____ STUDY MATERIAL
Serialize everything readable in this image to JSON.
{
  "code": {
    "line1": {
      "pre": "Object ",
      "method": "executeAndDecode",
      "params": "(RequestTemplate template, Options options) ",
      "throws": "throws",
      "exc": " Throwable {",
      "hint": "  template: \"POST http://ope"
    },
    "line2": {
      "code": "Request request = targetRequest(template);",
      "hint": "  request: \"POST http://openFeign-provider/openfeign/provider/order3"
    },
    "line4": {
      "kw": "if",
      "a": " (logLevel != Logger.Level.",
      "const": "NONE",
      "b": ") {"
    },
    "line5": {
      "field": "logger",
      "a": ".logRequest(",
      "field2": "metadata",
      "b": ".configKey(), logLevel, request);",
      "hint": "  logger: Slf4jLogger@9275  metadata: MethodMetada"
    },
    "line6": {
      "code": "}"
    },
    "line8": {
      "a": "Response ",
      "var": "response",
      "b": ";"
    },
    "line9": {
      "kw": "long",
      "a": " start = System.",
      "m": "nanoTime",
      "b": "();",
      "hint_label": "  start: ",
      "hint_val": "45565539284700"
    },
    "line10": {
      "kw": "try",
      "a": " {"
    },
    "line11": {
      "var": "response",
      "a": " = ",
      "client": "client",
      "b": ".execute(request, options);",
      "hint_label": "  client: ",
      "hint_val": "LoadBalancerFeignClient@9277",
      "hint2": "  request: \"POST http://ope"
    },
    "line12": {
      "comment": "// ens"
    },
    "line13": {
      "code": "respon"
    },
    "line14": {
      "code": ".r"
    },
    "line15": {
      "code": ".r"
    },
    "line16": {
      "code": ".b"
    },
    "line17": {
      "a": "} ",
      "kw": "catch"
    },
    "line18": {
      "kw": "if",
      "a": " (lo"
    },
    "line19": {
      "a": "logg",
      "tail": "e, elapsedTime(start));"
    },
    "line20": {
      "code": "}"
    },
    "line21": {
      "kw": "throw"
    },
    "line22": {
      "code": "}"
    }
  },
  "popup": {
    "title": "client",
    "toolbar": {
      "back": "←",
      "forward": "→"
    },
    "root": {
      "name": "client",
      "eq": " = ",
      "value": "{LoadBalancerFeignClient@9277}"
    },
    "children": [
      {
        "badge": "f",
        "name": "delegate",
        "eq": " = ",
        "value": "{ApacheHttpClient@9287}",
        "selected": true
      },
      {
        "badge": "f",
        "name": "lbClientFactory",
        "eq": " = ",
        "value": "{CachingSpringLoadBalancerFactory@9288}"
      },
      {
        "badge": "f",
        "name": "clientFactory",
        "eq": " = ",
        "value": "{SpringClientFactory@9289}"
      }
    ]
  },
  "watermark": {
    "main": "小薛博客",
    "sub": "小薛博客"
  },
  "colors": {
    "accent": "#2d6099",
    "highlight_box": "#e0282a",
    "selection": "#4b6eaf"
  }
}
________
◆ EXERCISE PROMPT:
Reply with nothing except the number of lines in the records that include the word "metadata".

◆ PROBLEM SOLUTION:
2